ax = sns.heatmap(
    vmin=-1, vmax=1, center=0,
    cmap=sns.diverging_palette(20, 220, n=200),
ax.set_title('Data correlation for city "sj"')
sj correlation heatmap
Feature correlation for sj city

You could do the same for iq city and compare both of them (correlations are different).

If you look at this heatmap it’s obvious which features are correlated with each other and which are not. You should be aware there are positive and negative correlations (dark blueish and dark red). Features without correlation are white. There are groups of positively correlated features and unsurprisingly they are referring to the same type of measurement (correlation between station_min_temp_c and station_avg_temp_c). But there are also correlations between different kind of features (like reanalysis_specific_humidity_g_per_kg and reanalysis_dew_point_temp_k). We should also focus on the correlation between total_cases and the rest of the features because that’s what we have to predict.

This time we’re out of lack because nothing is really strongly correlated with our target. But we still should be able to pick the most important features for our model. Looking on the heatmap is not that useful right now so let me switch to the bar plot.

sorted_y = corr.sort_values(by='total_cases', axis=0).drop('total_cases')
plt.figure(figsize=(20, 10))
ax = sns.barplot(x=sorted_y.total_cases, y=sorted_y.index, color="b")
ax.set_title('Correlation with total_cases in "sj"')
sj correlation to target
Correlation to the target value for sj city

Usually, when picking features to our model we’re choosing features that have the highest absolute correlation value with our target. It’s up to you to decide how many features you choose, you might even choose all of them but that’s usually not the best idea.

Target value distribution

It is also important to look at how target values are distributed within our dataset. We can easily do that using pandas:

sj_train_y = sj_train.pop(LABEL_COLUMN)
sj_train_y.plot.hist(bins=12, alpha=0.5)
sj target histogram
sj total cases histogram
iq target histogram
iq total cases histogram

On an average number of cases for a week is quite low. Only from time to time (once a year), total number of cases jumps to some higher value. We need to remember that when designing our model because even if we manage to find that “jumps” we might lose a lot during the weeks with little or none cases.

What is an NDVI value?

Last thing we have to discuss in this article in an NDVI index (Normalized difference vegetation index). This index is an indicator of vegetation. High negative values correspond to water, values close to 0 represent rocks/sand/snow, and values close to 1 tropical forests.
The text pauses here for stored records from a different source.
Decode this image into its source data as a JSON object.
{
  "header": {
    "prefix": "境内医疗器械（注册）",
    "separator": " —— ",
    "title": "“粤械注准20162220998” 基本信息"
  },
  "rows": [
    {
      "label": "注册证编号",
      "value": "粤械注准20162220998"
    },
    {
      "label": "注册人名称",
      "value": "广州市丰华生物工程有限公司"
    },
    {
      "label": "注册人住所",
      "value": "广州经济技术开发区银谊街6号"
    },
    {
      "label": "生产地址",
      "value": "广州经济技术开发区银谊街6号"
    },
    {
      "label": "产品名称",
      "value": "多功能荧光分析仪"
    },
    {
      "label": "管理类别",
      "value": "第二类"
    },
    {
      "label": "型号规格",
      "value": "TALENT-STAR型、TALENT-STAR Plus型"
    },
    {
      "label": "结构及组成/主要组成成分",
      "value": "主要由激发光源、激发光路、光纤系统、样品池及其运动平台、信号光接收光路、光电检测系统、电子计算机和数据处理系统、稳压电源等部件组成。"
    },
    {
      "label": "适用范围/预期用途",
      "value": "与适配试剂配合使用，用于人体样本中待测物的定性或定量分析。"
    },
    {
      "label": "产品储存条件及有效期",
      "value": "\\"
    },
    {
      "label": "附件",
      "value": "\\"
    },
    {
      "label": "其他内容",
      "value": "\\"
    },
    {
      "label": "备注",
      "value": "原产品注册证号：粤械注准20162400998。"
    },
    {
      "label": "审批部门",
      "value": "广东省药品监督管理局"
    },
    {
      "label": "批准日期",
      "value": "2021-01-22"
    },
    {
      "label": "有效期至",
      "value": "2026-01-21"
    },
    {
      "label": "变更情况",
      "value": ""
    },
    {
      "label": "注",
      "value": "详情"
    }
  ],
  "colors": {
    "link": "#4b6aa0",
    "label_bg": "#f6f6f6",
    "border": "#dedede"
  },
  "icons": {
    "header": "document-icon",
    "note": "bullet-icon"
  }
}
In the given dataset, we have 4 different NDVI values for each city (each for a different corner on the map).

Even if the overall NDVI index is quite useful to understand a type of terrain we’re dealing with and if we would need to design a model for multiple cities that might come in handy, but in this case, we have only two cities which climate and position on the map are known. We don’t have to train our model to figure out which kind of environment we’re dealing with, instead, we can just train two separate models for each city.

I’ve spent a while trying to make use of those values (especially that interpolation is hard in this case because we’re using a lot of information during the process). Using the NDVI index might be also misleading because changes in values don’t have to correspond to changes in the vegetation process.

If you want to check those cities out pleas refer to San Juan, Puerto Rico, and Iquitos, Peru.


At this point, you should be aware of how our dataset looks like. We didn’t even start designing the first model but already know that some of the features are less important than others and some of them are just repeating the same data. If you would need to take with you one thing from this entire article, it is “Try to understand your data first!“.



Kemal Erdem, (Jul 2020). "DengAI - How to approach Data Science competitions? (EDA)".
    title   = "DengAI - How to approach Data Science competitions? (EDA)",
    author  = "Kemal Erdem",
    journal = "",
    year    = "2020",
    month   = "Jul",
    url     = ""